On January 31, we camped atop a hill overlooking some orchards. We explored an area we believed to be Cueva del Humo but found nothing. Sergio thought he had seen some men wearing baseball caps, but he was late reporting to us and we could not see anyone. We went with Guillermo to explore the bottom of the valley near the Aji. A friend of Guillermo's gave us some food, but everybody in the area was scared to death. This man said that Ciro Frias' merchandise had been seized and burned by the guards, his mules had been impounded and the muleteer had been killed. The soldiers, who had arrived that morning, were under the command of Major Casillas who had spent the night near the house.
On February 1, we were still in our camp, in the open air. At 11 a.m. we heard shots followed by the sound of someone calling for help. This was too much for Sergio Acuna, who silently dropped his rifle and cartridge belt and disappeared into the woods, deserting his post. Taking our campaign diary, we entered a list of items he had taken with him: a can of condensed milk and 3 sausages. We were very sorry about the milk and sausages. A few hours later, we heard noises and not knowing whether Sergio had betrayed us, we prepared to defend ourselves. It turned out to be Crescendo, leading a large group including some of our men plus a group from Manzanillo led by Roberto Pesant. Missing from our group were:
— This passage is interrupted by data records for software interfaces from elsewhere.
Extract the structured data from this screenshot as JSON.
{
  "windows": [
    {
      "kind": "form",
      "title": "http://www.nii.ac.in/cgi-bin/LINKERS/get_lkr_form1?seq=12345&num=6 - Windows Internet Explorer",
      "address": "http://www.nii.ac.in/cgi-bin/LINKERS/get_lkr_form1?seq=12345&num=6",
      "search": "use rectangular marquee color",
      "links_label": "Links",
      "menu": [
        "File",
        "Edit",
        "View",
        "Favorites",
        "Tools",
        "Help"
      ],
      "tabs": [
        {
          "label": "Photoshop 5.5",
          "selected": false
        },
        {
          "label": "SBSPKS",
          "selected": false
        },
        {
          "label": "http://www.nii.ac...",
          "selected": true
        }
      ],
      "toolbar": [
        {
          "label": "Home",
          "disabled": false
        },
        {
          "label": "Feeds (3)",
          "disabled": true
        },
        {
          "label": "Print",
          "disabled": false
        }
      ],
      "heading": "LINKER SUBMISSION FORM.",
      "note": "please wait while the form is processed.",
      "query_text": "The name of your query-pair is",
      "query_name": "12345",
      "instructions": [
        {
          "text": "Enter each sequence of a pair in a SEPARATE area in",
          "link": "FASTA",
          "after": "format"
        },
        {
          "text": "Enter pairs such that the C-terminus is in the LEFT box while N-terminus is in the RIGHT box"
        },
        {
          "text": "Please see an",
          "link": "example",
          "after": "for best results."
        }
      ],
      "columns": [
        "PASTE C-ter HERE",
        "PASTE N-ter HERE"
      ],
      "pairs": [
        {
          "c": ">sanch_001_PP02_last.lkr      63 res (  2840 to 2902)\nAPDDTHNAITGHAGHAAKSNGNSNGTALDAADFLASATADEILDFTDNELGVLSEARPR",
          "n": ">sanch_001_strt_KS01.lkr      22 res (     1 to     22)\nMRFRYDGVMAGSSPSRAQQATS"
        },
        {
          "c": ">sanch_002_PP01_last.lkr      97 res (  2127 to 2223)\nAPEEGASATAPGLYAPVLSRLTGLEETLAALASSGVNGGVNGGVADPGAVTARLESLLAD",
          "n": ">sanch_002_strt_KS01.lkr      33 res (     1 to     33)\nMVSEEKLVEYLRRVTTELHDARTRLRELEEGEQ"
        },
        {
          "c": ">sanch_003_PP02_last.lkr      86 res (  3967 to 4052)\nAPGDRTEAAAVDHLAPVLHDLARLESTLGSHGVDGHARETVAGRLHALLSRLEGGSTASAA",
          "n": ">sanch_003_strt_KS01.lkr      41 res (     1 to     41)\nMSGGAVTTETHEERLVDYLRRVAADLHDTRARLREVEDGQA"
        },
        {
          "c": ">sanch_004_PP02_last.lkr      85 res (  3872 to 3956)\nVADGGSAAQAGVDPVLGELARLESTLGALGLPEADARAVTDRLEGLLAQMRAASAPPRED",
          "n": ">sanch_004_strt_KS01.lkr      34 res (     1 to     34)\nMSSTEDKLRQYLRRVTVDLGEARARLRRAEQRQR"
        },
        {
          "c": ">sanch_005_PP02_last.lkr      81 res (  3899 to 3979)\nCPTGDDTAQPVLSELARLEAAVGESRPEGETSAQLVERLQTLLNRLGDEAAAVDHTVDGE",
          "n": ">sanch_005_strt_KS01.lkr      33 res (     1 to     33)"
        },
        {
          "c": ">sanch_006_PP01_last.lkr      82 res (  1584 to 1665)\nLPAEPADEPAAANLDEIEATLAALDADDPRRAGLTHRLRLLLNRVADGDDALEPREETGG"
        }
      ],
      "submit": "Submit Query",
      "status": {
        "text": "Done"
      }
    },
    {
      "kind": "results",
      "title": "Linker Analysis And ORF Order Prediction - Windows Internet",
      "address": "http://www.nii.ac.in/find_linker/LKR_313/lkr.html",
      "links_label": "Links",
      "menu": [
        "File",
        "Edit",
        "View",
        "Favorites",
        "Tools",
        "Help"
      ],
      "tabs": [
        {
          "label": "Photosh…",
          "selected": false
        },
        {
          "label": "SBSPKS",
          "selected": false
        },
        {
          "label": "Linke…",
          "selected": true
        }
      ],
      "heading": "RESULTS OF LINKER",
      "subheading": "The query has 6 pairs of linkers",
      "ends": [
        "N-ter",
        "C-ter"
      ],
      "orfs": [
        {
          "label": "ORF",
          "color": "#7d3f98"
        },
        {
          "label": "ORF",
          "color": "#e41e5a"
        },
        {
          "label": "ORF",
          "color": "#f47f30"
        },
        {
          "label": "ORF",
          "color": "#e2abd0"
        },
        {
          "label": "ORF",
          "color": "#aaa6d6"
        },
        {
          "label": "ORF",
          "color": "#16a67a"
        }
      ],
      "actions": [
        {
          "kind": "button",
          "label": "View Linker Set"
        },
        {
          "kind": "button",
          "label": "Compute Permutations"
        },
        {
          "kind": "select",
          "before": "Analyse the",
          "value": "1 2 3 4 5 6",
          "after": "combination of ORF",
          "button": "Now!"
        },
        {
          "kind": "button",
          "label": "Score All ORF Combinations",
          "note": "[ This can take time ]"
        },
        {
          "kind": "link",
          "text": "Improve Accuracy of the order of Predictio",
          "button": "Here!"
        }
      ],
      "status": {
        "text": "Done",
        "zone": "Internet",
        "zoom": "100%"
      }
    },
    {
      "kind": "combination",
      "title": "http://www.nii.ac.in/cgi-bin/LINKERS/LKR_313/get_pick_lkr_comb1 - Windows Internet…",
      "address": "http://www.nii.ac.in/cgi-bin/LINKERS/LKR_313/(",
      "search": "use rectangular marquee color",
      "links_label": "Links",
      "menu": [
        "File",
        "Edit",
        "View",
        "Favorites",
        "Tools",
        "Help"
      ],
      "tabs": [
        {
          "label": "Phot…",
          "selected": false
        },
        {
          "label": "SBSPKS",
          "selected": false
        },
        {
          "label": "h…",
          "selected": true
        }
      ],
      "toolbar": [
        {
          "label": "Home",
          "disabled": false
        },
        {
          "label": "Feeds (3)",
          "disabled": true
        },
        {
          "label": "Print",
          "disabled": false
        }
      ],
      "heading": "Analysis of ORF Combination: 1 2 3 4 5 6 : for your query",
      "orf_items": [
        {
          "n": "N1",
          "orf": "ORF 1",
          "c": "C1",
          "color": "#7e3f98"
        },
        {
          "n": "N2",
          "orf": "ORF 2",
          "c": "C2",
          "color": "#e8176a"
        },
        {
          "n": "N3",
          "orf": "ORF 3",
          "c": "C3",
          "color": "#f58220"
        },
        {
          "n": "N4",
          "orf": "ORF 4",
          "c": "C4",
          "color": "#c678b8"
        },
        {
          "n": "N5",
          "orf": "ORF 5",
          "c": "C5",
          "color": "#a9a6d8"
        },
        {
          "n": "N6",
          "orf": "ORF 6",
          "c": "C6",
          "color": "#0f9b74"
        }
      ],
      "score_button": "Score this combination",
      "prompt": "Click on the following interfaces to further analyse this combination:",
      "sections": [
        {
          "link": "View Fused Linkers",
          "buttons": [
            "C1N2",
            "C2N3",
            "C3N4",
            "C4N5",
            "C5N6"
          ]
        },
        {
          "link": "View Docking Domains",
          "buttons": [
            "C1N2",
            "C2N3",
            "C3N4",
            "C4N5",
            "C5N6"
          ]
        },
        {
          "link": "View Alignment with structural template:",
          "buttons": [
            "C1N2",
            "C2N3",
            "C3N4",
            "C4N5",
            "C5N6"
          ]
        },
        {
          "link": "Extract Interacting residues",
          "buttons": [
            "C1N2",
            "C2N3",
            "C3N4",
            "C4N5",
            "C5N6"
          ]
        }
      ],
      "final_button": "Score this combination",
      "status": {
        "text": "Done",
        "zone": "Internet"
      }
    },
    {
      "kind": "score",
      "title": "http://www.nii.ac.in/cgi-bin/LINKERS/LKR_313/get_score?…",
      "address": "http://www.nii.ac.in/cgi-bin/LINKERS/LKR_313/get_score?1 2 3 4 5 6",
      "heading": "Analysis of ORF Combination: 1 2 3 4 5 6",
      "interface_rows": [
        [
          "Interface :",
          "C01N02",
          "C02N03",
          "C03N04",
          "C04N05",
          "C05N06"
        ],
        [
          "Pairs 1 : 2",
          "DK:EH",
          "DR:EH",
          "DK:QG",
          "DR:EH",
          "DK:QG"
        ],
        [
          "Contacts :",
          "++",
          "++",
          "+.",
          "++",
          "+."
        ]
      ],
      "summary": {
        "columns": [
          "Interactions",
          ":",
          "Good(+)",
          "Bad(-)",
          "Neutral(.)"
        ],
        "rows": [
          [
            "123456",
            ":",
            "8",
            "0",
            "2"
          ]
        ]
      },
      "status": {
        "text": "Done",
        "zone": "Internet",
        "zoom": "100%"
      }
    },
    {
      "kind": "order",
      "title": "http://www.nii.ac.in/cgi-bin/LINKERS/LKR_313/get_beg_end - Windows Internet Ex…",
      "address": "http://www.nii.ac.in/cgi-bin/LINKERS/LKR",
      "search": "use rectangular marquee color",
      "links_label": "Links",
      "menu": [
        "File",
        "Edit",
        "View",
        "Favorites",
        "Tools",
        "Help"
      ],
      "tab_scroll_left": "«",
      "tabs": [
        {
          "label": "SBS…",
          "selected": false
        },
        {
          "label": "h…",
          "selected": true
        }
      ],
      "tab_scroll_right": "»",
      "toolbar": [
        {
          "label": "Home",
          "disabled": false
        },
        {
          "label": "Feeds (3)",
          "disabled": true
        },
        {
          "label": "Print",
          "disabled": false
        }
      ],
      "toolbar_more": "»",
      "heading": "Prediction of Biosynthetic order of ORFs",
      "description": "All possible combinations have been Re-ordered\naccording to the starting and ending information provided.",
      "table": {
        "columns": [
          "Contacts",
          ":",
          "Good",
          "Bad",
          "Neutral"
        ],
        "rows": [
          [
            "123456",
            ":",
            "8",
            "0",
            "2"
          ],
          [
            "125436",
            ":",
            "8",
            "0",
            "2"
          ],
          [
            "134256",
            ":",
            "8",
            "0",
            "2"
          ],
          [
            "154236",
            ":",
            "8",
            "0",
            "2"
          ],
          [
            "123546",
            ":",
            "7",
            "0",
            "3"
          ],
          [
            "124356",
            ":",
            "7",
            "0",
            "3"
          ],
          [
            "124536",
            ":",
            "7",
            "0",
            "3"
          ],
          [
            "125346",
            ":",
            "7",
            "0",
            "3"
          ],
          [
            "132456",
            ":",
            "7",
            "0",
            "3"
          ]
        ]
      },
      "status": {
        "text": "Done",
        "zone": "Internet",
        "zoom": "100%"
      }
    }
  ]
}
Acuna, the deserter; Calixto Morales; Calixto Garcia;
Manuel Acuna; and a new recruit who apparently got lost during the shooting.
Once again we started toward the valley and on the way down we distributed the items the men from Manzanillo had brought. This included a surgery kit for me and a change of clothes for every man. We were moved by the sight of initials that the girls from Manzanillo had embroidered on our uniforms.
The following day, February 2, two months after the "Granma" landing, we were a homogeneous group: we had ten more men from Manzanillo and we felt stronger and more confident than ever before. We held long discussions on the subject of the surprise air attack and we all agreed that the smoke from the open field-kitchen had served as a beacon for the planes. For many months —perhaps for the duration of the war— the memory of that surprise attack remained with us and no open-air cooking was ever again done for fear of unpleasant consequences.
At that time, we would have found it impossible to believe that Eutimio Guerra, the traitor, had been a passenger in the observation plane carrying Casillas, and had pointed out our hiding place. His story about his mother's illness had been a pretext to go out and locate Casillas and tell him about our location.
For a long time Eutimio Guerra played an important negative role in the development of our war of liberation.